Connect with Point of View   to get exclusive commentary and updates

Cure Cancer

Print Friendly, PDF & Email

In his last State of the Union address, President Obama set an ambitious goal to cure cancer. The previous year, Vice President Biden said that with a new moonshot, America could cure cancer. That is what President Obama called for this nation to do. Although I applaud the goal, it is worth looking at some of the medical facts that will make it hard to achieve the goal set forth by the president.

First, cancer isn’t a single disease. The term cancer is a catchall name for more than 200 diseases. Just about any cellular disease where you have an uncontrolled proliferation of cells could be called cancer. That means that treatments will vary dramatically depending on the type of cancer you might have. Cancers of the blood are very different from cancers that affect skin cells or lung cells or bone cells.

Second, the idea of a cure isn’t a term that too many oncologists use. A cure would imply that the cancer is gone. They might talk about being cancer free for five years. They may instead talk about survival rates, which, by the way, have increased dramatically in the last few decades.
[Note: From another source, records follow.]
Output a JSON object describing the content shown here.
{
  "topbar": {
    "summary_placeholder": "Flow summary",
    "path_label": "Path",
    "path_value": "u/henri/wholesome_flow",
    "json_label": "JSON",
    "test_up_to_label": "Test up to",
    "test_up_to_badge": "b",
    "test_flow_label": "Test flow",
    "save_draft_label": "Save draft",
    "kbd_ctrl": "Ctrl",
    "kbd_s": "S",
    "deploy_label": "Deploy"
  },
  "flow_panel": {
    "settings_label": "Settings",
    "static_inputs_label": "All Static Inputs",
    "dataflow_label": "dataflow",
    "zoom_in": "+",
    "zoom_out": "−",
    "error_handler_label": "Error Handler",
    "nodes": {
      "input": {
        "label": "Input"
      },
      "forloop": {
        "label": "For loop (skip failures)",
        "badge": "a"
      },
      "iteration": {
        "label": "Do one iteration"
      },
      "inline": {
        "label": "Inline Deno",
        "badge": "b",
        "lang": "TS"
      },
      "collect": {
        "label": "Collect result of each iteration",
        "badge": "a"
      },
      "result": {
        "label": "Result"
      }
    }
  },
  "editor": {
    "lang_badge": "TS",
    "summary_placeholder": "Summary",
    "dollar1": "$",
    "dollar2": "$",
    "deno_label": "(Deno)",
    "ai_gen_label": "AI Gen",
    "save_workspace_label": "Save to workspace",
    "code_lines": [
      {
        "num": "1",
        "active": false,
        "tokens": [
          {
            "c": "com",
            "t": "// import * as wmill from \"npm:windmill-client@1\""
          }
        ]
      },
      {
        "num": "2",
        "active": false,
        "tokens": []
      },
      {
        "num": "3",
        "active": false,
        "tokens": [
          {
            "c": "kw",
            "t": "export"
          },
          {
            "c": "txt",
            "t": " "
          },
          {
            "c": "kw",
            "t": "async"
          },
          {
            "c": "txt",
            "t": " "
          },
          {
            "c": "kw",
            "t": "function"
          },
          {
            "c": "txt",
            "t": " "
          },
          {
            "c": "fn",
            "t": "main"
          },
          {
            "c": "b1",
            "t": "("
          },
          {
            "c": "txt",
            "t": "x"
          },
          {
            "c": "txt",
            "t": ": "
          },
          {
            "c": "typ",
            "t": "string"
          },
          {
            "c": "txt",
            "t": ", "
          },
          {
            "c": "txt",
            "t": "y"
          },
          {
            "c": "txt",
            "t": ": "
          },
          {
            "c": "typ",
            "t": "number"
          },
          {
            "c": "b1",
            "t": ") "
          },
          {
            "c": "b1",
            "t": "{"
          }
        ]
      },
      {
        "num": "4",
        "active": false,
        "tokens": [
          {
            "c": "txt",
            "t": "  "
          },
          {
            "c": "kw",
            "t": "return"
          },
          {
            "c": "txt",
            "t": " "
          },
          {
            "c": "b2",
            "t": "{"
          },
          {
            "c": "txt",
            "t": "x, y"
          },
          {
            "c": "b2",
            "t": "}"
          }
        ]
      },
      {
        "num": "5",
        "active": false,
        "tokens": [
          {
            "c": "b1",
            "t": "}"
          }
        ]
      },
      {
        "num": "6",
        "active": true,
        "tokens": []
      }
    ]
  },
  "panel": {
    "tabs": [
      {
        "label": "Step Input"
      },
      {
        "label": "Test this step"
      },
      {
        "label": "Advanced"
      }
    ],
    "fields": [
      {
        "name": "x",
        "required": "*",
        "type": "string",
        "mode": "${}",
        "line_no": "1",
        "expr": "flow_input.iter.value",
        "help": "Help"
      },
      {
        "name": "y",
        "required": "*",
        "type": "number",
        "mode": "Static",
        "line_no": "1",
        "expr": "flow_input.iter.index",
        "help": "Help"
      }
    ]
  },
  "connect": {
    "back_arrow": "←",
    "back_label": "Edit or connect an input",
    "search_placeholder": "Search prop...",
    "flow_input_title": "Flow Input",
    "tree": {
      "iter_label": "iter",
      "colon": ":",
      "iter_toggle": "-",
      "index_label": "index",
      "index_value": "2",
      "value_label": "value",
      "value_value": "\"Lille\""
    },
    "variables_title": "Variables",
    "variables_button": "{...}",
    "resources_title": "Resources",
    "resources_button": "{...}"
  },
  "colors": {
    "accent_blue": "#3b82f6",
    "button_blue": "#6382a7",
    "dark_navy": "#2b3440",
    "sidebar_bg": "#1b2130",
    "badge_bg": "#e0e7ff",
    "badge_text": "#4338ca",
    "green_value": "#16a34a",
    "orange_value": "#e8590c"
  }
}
Third, our success in effectively treating cancer is probably going to come from the private sector not the government. Dr. Merrill Matthews reminds us that: “the government doesn’t find cures, the private sector does. The National Institutes of Health, the umbrella agency for the National Cancer Institute, does basic research. The drug companies translate those efforts into actual medicines. And drug companies have poured billions into cancer research—far more than the federal government—money that they, not taxpayers, will lose if those drugs fail.”

Any success in raising cancer survival rates will probably come from the private sector not from a government moonshot.

Viewpoints by Kerby Anderson

Viewpoints sign-up